▸ **WHAT IS BEING ASKED**: Your copy of the data should match it exactly, except that the pictures are gone.

********

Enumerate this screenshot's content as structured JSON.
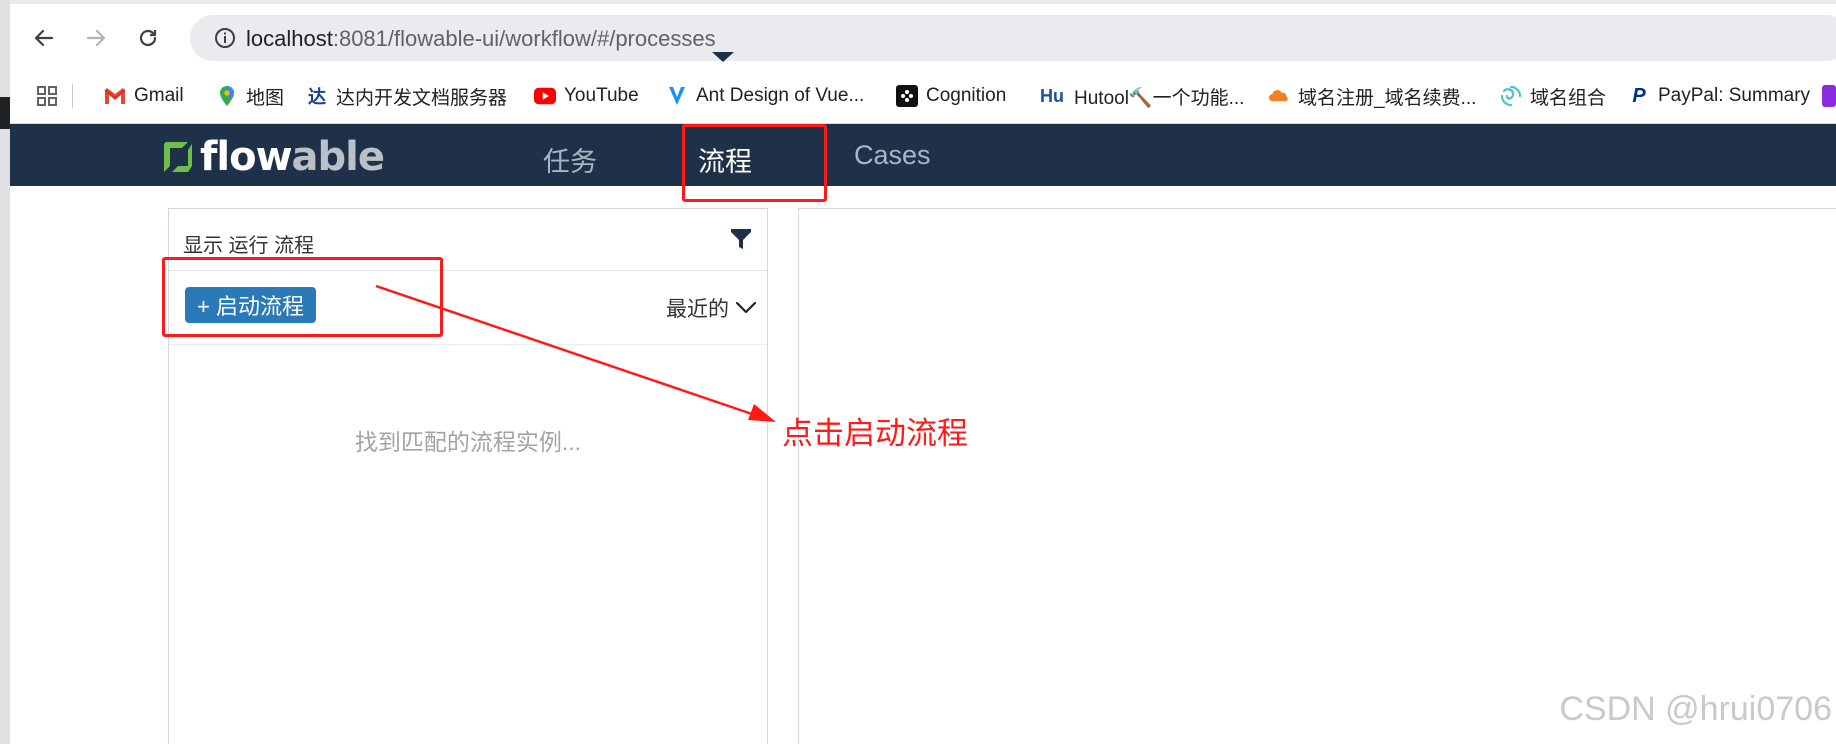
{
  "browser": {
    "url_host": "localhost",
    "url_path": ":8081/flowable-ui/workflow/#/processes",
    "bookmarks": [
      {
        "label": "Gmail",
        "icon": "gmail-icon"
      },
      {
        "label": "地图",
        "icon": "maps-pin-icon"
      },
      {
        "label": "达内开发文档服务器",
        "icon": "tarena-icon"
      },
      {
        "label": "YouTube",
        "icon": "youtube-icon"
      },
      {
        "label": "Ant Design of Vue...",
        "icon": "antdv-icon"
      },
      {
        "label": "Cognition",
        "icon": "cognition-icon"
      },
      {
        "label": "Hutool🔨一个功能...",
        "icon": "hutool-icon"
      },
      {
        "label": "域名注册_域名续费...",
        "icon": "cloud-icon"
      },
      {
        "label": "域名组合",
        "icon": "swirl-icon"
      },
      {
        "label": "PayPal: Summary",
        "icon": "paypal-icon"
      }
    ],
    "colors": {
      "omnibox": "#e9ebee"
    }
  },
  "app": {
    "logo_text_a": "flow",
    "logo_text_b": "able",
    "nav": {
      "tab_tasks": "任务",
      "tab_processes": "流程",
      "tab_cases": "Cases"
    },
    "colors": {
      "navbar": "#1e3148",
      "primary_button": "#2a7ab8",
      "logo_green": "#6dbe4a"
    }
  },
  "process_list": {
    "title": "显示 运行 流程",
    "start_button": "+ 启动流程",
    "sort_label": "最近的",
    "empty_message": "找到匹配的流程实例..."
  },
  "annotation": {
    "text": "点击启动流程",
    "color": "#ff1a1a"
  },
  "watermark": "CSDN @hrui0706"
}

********

▸ **RESULT OF THIS TASK**:
Enumerate this screenshot's content as structured JSON.
{
  "browser": {
    "url_host": "localhost",
    "url_path": ":8081/flowable-ui/workflow/#/processes",
    "bookmarks": [
      {
        "label": "Gmail",
        "icon": "gmail-icon"
      },
      {
        "label": "地图",
        "icon": "maps-pin-icon"
      },
      {
        "label": "达内开发文档服务器",
        "icon": "tarena-icon"
      },
      {
        "label": "YouTube",
        "icon": "youtube-icon"
      },
      {
        "label": "Ant Design of Vue...",
        "icon": "antdv-icon"
      },
      {
        "label": "Cognition",
        "icon": "cognition-icon"
      },
      {
        "label": "Hutool🔨一个功能...",
        "icon": "hutool-icon"
      },
      {
        "label": "域名注册_域名续费...",
        "icon": "cloud-icon"
      },
      {
        "label": "域名组合",
        "icon": "swirl-icon"
      },
      {
        "label": "PayPal: Summary",
        "icon": "paypal-icon"
      }
    ],
    "colors": {
      "omnibox": "#e9ebee"
    }
  },
  "app": {
    "logo_text_a": "flow",
    "logo_text_b": "able",
    "nav": {
      "tab_tasks": "任务",
      "tab_processes": "流程",
      "tab_cases": "Cases"
    },
    "colors": {
      "navbar": "#1e3148",
      "primary_button": "#2a7ab8",
      "logo_green": "#6dbe4a"
    }
  },
  "process_list": {
    "title": "显示 运行 流程",
    "start_button": "+ 启动流程",
    "sort_label": "最近的",
    "empty_message": "找到匹配的流程实例..."
  },
  "annotation": {
    "text": "点击启动流程",
    "color": "#ff1a1a"
  },
  "watermark": "CSDN @hrui0706"
}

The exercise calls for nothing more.